I've come up with about 20 of these loopholes and since there is no concrete definition of what a tour is or what it has to entail, we're free to interpret it as we see fit until they come and take me to jail, right?
Not the way the law works but I guess that is one way to conduct business.
We have a similar statutory system here in Texas where a brewery can only have a taproom with bar sales if the brewery has a particular type of license that places a ceiling on production. The normal brewer's permit limits breweries to either a limited number of free samples or they can sell a tour which includes a free glass and three or four beers. Most breweries offer "tours" a couple times a week in a 2-4 hour block in which one or two tours are offered but obviously a patron cannot be forced to walk the tour.
Whether your state regulators will permit the screen-based tour is a question for your regulators. I couldn't tell you whether you are better off taking that path and begging for forgiveness if caught or asking for permission ahead of time but you (or your attorney) should first take a closer look at the administrative rules not only for a particular definition but how the regulators are likely to interpret the meaning of a tour under the statute.

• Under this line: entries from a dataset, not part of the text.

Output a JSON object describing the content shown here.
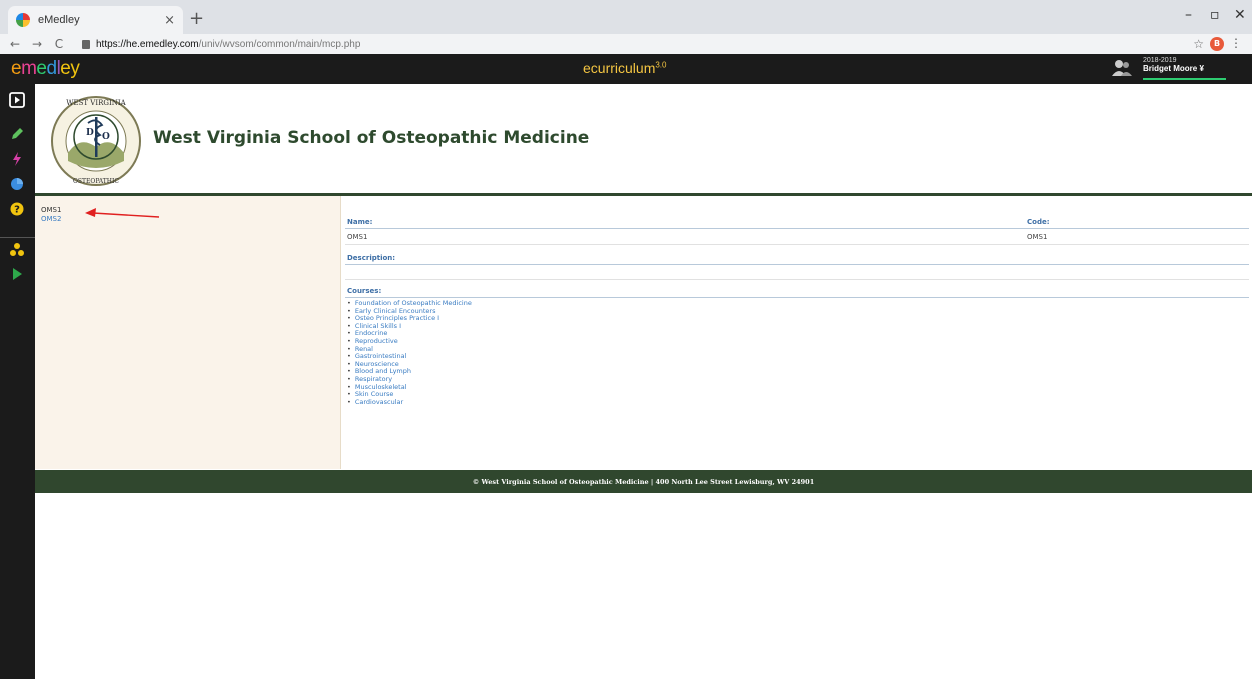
{
  "browser": {
    "tab_title": "eMedley",
    "tab_close": "×",
    "new_tab": "+",
    "url_host": "https://he.emedley.com",
    "url_path": "/univ/wvsom/common/main/mcp.php",
    "profile_initial": "B",
    "window_controls": [
      "–",
      "▫",
      "✕"
    ]
  },
  "app": {
    "logo": [
      "e",
      "m",
      "e",
      "d",
      "l",
      "ey"
    ],
    "title": "ecurriculum",
    "title_version": "3.0",
    "user": {
      "year": "2018-2019",
      "name": "Bridget Moore ¥"
    }
  },
  "sidebar": {
    "icons": [
      "presentation-icon",
      "pencil-icon",
      "lightning-icon",
      "pie-chart-icon",
      "help-icon",
      "org-icon",
      "play-icon"
    ]
  },
  "school": {
    "name": "West Virginia School of Osteopathic Medicine",
    "seal_text": [
      "WEST VIRGINIA",
      "SCHOOL",
      "OF",
      "OSTEOPATHIC",
      "MEDICINE",
      "D",
      "O"
    ]
  },
  "tree": {
    "selected": "OMS1",
    "items": [
      "OMS2"
    ]
  },
  "detail": {
    "name_label": "Name:",
    "name_value": "OMS1",
    "code_label": "Code:",
    "code_value": "OMS1",
    "description_label": "Description:",
    "courses_label": "Courses:",
    "courses": [
      "Foundation of Osteopathic Medicine",
      "Early Clinical Encounters",
      "Osteo Principles Practice I",
      "Clinical Skills I",
      "Endocrine",
      "Reproductive",
      "Renal",
      "Gastrointestinal",
      "Neuroscience",
      "Blood and Lymph",
      "Respiratory",
      "Musculoskeletal",
      "Skin Course",
      "Cardiovascular"
    ]
  },
  "footer": {
    "text": "© West Virginia School of Osteopathic Medicine | 400 North Lee Street Lewisburg, WV 24901"
  },
  "colors": {
    "brand_green": "#30472e",
    "link_blue": "#3a7cc2",
    "label_blue": "#3e6fa6",
    "header_dark": "#1b1b1b",
    "title_gold": "#f4c542",
    "arrow_red": "#e02020"
  }
}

Something else to consider is that the tour is an opportunity to round people up and give them a sales pitch on more than just the taste of your beer. Will a video maximize that opportunity? Can you afford the staff time to give a tour? I am sure everybody will get extremely tired of giving the "Beer is made of four ingredients..." speech in short time but people enjoy seeing the equipment and if you can make a few merchandise sales out of the tour then maybe it's worth it.